Durenberger was among nearly two dozen cosponsors of a the Health Equity and Access Reform Today Act introduced by Republicans in the U.S. Senate in 1993. The legislation was written by Republican U.S. Sen. John Chafee of Rhose Island.
The bill would have given vouchers to poor Americans so they could afford health insurance, and penalized those who did not purchase coverage. It was introduced as an alternative to President Bill Clinton's proposal requiring employers to insure their workers.
The bill never passed, even though Bush had called for insuring every American in his State of the Union address a year earlier. When he ran for U.S. Senate in 1994, Romney told reporter for The New Republic that he would have supported the Chafee bill, individual mandate and all.
"I'm willing to vote for things that I am not wild with," Romney told the publication.
Romney's comment on the federal legislation is important because it indicates a shift in opinion since his days as governor of Massachusetts, when he signed a health care bill containing an individual mandate into law. He has insisted the issue is a matter for states, and that the Obama health care reforms are an overreach by the federal government.
"I would never do what President Obama did, which is usurp the power of the states and replace it with an overreaching federal government hand," Romney has said. "That's the wrong way."
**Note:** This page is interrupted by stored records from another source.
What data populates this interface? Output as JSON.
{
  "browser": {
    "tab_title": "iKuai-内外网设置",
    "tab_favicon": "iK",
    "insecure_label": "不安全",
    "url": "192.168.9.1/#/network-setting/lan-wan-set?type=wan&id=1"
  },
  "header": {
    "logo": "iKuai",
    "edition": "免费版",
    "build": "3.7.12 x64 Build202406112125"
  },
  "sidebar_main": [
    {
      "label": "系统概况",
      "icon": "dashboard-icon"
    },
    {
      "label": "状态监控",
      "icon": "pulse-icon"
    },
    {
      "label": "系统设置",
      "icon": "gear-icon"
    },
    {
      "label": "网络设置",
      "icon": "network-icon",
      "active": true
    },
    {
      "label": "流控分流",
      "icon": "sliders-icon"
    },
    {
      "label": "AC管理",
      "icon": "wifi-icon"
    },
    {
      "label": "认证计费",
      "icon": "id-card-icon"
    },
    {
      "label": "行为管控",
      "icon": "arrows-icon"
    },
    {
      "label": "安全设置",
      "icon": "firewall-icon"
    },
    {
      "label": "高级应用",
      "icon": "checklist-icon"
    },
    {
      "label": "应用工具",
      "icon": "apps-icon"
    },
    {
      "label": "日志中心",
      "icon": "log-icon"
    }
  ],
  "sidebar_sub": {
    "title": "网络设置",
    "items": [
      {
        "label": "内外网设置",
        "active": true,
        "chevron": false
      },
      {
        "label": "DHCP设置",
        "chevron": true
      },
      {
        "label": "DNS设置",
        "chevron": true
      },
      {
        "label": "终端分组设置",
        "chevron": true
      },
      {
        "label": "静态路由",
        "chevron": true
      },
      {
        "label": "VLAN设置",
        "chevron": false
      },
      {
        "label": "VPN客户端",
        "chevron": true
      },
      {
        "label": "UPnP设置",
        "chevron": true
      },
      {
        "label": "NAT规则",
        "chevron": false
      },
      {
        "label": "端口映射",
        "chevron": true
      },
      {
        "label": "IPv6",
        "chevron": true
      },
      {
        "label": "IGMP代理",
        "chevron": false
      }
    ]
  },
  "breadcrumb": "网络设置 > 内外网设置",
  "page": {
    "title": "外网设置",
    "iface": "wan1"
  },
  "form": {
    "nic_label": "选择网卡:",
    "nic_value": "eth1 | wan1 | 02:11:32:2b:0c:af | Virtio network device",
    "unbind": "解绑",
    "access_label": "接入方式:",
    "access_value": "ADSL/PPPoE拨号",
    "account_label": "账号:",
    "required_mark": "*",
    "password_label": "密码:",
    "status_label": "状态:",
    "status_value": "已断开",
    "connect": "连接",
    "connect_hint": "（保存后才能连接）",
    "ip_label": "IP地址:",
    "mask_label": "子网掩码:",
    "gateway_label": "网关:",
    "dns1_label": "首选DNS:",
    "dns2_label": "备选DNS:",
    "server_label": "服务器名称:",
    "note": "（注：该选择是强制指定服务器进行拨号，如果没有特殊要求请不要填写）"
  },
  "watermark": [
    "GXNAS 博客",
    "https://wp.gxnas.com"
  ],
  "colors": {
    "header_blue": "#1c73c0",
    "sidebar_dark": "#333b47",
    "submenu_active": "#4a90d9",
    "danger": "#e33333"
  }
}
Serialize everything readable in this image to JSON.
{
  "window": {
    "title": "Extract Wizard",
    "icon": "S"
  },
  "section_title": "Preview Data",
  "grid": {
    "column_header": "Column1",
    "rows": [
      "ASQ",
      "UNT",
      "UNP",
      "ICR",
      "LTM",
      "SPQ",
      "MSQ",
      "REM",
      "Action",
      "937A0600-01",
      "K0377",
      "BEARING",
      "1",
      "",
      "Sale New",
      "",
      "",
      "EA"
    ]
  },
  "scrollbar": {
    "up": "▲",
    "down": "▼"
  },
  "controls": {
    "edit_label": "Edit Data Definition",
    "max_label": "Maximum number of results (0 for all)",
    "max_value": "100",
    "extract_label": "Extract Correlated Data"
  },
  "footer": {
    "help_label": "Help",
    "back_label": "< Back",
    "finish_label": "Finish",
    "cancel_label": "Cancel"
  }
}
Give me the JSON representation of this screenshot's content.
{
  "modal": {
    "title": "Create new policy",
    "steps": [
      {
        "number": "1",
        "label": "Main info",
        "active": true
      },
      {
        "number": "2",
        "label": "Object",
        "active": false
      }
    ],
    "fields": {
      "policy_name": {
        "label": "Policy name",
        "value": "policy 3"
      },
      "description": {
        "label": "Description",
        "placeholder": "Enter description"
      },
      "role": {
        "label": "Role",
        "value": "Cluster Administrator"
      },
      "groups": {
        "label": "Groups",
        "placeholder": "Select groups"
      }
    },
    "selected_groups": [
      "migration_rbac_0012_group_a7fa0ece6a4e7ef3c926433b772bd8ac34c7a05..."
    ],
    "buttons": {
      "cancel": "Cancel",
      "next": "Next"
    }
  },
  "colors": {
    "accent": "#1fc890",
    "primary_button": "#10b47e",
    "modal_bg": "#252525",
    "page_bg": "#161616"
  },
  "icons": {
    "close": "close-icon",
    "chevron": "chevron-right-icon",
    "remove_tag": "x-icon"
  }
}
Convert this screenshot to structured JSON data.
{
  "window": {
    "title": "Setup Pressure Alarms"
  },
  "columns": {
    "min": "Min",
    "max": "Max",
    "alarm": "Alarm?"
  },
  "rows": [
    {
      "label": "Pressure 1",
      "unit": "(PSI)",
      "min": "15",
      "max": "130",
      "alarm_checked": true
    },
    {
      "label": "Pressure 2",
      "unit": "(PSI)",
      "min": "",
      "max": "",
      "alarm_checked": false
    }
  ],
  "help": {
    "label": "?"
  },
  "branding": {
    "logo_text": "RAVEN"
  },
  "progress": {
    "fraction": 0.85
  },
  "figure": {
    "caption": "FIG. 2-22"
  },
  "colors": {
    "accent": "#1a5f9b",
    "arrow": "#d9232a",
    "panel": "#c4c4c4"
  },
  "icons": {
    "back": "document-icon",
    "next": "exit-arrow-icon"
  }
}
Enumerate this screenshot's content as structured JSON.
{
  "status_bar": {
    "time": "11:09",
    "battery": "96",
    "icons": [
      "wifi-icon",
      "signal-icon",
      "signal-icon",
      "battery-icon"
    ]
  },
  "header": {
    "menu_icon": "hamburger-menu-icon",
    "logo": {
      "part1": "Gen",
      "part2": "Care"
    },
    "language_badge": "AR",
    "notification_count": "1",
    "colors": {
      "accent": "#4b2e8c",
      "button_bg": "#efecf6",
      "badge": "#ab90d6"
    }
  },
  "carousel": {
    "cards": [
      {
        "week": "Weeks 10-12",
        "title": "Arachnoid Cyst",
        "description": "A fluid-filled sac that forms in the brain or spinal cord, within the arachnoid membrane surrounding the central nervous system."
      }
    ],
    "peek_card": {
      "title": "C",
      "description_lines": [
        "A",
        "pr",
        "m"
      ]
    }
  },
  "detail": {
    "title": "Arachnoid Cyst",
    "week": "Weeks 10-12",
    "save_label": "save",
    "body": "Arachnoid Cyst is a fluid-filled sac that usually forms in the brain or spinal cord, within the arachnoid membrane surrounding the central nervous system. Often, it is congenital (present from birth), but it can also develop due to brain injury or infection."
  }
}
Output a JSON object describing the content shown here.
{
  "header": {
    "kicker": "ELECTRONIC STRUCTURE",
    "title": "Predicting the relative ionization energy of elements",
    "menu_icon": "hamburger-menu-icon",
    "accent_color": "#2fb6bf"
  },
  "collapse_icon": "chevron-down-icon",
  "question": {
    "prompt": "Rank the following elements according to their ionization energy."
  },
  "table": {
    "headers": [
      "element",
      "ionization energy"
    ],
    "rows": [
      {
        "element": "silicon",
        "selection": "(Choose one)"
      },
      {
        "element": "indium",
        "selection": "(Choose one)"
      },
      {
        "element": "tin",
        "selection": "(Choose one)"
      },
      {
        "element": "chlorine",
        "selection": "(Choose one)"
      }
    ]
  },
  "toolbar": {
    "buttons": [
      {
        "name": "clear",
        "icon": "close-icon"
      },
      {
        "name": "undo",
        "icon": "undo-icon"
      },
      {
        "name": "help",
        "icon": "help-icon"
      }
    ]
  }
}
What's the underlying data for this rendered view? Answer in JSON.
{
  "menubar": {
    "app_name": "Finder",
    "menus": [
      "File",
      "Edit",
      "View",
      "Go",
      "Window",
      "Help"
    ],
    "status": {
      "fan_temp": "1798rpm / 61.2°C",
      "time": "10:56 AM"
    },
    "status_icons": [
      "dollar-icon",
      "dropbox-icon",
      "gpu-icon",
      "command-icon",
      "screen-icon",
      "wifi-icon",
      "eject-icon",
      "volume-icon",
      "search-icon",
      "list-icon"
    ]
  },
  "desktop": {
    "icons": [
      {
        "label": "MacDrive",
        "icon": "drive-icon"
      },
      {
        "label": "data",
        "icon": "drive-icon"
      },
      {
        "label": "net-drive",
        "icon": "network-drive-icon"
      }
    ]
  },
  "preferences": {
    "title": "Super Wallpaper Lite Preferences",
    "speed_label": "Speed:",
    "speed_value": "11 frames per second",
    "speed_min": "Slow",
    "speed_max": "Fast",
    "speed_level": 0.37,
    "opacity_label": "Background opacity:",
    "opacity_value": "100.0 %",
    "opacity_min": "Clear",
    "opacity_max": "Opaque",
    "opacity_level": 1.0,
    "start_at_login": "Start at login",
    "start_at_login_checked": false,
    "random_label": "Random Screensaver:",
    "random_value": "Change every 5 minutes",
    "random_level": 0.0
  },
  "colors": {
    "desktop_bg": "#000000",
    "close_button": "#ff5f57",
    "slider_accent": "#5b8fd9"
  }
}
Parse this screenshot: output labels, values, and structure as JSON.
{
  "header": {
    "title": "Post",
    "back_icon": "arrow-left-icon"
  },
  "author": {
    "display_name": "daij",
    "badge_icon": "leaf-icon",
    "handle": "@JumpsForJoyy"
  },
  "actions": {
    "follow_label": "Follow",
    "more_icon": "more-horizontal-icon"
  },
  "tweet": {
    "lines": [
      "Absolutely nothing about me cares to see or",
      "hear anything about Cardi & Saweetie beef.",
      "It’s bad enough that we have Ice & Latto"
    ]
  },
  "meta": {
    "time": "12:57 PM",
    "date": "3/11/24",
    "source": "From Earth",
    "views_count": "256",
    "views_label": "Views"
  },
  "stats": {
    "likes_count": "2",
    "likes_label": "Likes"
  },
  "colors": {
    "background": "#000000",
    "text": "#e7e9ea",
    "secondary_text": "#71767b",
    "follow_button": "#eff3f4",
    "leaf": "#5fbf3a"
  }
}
Look for Romney's earlier support of the federal individual mandate, and his current opposition to the provision, to be an issue in the fall presidential debates. Should make for interesting fodder, shouldn't it?